The more Cody Laweryson saw big league scouts watch him pitch at the University of Maine this season, the more he realized he was closer to his dream of getting drafted by a Major League Baseball club.

Early Wednesday afternoon, that dream became a reality.

With the 12th pick (419th overall) of the 14th round, the Minnesota Twins selected Laweryson in the Major League Baseball draft, ending a few anxious days for Laweryson and his family.

“I’m just relieved,” Laweryson said. “I was just hoping to be picked at any point.”

Laweryson became the second Maine player to be selected in the 2019 MLB draft. Deering High School senior Trejyn Fletcher was selected in the third round, 58th overall, by the St. Louis Cardinals.

With a fastball sitting in the low 90s, Laweryson recently completed a strong junior season at the University of Maine. The 6-foot-4, 205-pound pitcher was used exclusively as a starter by the Black Bears, earning all-America East Conference status. Laweryson went 5-5 in 14 starts, with a 2.85 ERA and 79 strikeouts in 72 2/3 innings. Opponents hit just .224 against Laweryson this season.

Laweryson was home in Moscow when he got the news. He said John Wilson, Minnesota’s area scout, had called a few times in the morning to let Laweryson know he was on the Twins radar for early on day three of the draft.

“(Wilson) had been calling me pretty much all morning, letting me know where they were,” Laweryson said.

Ryan Copp, Laweryson’s former coach with the Maine Lightning, an AAU team in Portland, said scouts liked Laweryson for a few reasons. One, growing up in Maine, Laweryson has relatively few innings pitched when compared to players his age from other parts of the country.

“You look at pitchers from the Northeast and they have low miles on their arm. I think that’s a quality they like,” Copp said.

Copp added that Laweryson’s greatest asset may be his mental makeup.

“He’s a quiet kid. He just goes about his business,” Copp said. “Cody possesses that internally to strive and do whatever it takes to get better. You can’t put a radar gun on a guy who goes out and competes every single day… He’s shown very good potential and growth, and he has intangibles you don’t have to teach.”

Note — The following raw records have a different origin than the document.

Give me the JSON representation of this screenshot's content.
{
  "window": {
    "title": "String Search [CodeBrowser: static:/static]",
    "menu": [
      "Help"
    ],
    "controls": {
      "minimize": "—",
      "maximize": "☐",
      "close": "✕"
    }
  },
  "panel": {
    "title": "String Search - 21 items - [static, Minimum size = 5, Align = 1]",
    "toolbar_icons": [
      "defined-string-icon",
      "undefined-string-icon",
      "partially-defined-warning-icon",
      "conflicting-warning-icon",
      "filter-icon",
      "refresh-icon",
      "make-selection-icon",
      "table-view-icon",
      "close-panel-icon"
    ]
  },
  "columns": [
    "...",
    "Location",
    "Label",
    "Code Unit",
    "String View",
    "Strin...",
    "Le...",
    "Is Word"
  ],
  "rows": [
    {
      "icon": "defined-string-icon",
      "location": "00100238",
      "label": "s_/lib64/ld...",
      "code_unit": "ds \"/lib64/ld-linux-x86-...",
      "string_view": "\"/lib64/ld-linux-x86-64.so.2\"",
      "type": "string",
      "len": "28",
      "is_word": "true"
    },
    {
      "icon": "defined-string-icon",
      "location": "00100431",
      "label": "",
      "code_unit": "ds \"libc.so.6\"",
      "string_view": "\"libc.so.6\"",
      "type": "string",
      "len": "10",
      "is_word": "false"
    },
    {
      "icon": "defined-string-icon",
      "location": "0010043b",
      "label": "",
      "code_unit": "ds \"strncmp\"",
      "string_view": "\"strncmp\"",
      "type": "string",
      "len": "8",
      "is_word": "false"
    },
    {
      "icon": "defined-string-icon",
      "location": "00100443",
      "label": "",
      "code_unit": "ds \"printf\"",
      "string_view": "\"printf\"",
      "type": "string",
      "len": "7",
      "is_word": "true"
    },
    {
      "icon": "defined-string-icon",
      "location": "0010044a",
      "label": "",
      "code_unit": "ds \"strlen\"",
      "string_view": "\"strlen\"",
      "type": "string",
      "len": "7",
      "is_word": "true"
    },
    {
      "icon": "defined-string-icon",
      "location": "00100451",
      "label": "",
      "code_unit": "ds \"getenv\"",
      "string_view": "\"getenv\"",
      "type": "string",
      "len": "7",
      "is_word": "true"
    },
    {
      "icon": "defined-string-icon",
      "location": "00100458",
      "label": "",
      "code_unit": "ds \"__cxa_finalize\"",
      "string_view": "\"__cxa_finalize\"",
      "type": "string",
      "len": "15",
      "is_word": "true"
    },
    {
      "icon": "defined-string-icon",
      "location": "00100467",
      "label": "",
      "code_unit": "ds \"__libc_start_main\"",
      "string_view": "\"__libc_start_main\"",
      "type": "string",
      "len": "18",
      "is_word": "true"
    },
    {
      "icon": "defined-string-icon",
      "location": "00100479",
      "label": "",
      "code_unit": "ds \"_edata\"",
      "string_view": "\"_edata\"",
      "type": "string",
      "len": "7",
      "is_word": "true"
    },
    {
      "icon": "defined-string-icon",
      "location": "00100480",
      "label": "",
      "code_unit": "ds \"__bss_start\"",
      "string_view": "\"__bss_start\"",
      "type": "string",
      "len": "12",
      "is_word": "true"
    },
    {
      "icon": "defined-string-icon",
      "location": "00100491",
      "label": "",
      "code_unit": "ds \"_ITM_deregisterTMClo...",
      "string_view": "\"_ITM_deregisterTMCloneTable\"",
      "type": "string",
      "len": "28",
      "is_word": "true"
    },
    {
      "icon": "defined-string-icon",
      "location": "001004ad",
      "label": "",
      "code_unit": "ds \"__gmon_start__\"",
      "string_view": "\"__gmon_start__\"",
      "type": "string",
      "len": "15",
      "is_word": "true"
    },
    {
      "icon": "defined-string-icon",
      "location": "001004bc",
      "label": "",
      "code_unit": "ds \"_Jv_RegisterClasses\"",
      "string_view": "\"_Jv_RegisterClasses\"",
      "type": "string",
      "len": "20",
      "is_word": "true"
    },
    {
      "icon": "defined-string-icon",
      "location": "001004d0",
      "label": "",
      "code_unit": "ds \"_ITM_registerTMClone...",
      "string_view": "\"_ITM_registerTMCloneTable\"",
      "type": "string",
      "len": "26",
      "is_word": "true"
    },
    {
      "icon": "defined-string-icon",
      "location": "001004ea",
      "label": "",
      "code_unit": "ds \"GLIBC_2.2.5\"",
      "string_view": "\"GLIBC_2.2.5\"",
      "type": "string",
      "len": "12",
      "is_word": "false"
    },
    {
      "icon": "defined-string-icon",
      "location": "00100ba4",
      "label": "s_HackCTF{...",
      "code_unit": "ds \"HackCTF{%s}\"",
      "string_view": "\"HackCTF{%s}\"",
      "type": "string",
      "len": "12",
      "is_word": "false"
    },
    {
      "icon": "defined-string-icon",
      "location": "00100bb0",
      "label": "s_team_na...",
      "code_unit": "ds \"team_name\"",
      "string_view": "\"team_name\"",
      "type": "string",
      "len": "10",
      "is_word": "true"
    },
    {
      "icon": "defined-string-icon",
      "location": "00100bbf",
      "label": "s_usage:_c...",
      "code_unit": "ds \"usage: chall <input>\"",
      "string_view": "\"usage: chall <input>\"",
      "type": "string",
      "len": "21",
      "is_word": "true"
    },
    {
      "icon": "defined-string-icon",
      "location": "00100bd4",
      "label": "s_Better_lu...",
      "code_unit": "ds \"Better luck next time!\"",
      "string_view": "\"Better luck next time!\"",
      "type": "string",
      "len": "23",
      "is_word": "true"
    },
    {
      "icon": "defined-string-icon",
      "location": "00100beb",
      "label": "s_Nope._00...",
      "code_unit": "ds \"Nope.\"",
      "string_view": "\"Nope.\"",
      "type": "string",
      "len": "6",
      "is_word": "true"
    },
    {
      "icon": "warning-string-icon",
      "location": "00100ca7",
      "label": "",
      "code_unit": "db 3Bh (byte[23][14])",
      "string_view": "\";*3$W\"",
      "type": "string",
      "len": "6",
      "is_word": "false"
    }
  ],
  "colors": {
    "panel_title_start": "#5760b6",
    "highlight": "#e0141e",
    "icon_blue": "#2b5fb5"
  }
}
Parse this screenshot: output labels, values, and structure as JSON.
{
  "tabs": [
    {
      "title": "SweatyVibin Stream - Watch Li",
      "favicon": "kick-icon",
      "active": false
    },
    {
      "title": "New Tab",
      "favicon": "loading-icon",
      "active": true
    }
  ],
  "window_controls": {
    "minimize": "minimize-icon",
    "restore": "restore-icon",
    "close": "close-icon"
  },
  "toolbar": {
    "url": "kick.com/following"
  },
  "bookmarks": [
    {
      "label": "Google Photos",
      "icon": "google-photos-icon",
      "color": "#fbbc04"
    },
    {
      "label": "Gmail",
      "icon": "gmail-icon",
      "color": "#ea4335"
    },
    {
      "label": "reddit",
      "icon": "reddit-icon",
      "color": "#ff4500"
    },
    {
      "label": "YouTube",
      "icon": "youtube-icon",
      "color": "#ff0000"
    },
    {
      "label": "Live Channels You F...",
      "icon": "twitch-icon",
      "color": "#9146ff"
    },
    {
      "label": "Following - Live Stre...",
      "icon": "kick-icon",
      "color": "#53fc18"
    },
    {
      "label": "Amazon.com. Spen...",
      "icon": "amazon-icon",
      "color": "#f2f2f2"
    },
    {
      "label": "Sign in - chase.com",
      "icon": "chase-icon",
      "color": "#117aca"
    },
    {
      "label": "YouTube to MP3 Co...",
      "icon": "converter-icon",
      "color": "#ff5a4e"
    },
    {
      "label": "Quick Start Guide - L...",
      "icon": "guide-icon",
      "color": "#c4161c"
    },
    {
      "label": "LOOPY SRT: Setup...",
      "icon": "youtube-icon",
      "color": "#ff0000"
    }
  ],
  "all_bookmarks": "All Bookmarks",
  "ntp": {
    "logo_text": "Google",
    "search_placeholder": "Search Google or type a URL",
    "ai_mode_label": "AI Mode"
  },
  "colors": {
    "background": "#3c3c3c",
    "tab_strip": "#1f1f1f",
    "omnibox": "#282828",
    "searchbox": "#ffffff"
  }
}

Scott Laweryson, Cody’s father, was at work when his son texted him with the news that the Twins had called a few times. Scott made it home in time to celebrate when the news broke.

“I’m trying to put my head around it,” said Scott Laweryson, Cody’s baseball coach at Valley High School in Bingham. “I’ve just watched him work real hard for so long.”

Laweryson drew motivation watching some of his Maine teammates get drafted over the years, most notably shortstop Jeremy Pena, who went to the Houston Astros in the third round of the 2018 draft.

“Pena, he led by example,” Laweryson said. “To watch him put in work every day, I was inspired.”

Used primarily in relief his first two seasons with the Black Bears, Laweryson leaves Maine with 12 career wins and three saves.

Laweryson said he expects to sign a contract sometime in the next few days and join the Twins rookie camp in Fort Myers, Florida. From there, he would get assigned to a minor league team. The Twins have a rookie league team in Fort Myers, the Gulf Coast Twins, and the Elizabethtown (Tenn.) Twins, of the Appalachian League, which opens the 2019 season June 18.

Laweryson said he’s not sure where the Twins will send him, but he’s eager to get started.

“This is everything I dreamed of,” Laweryson said. “This is another step in the right direction.”


Comments are not available on this story.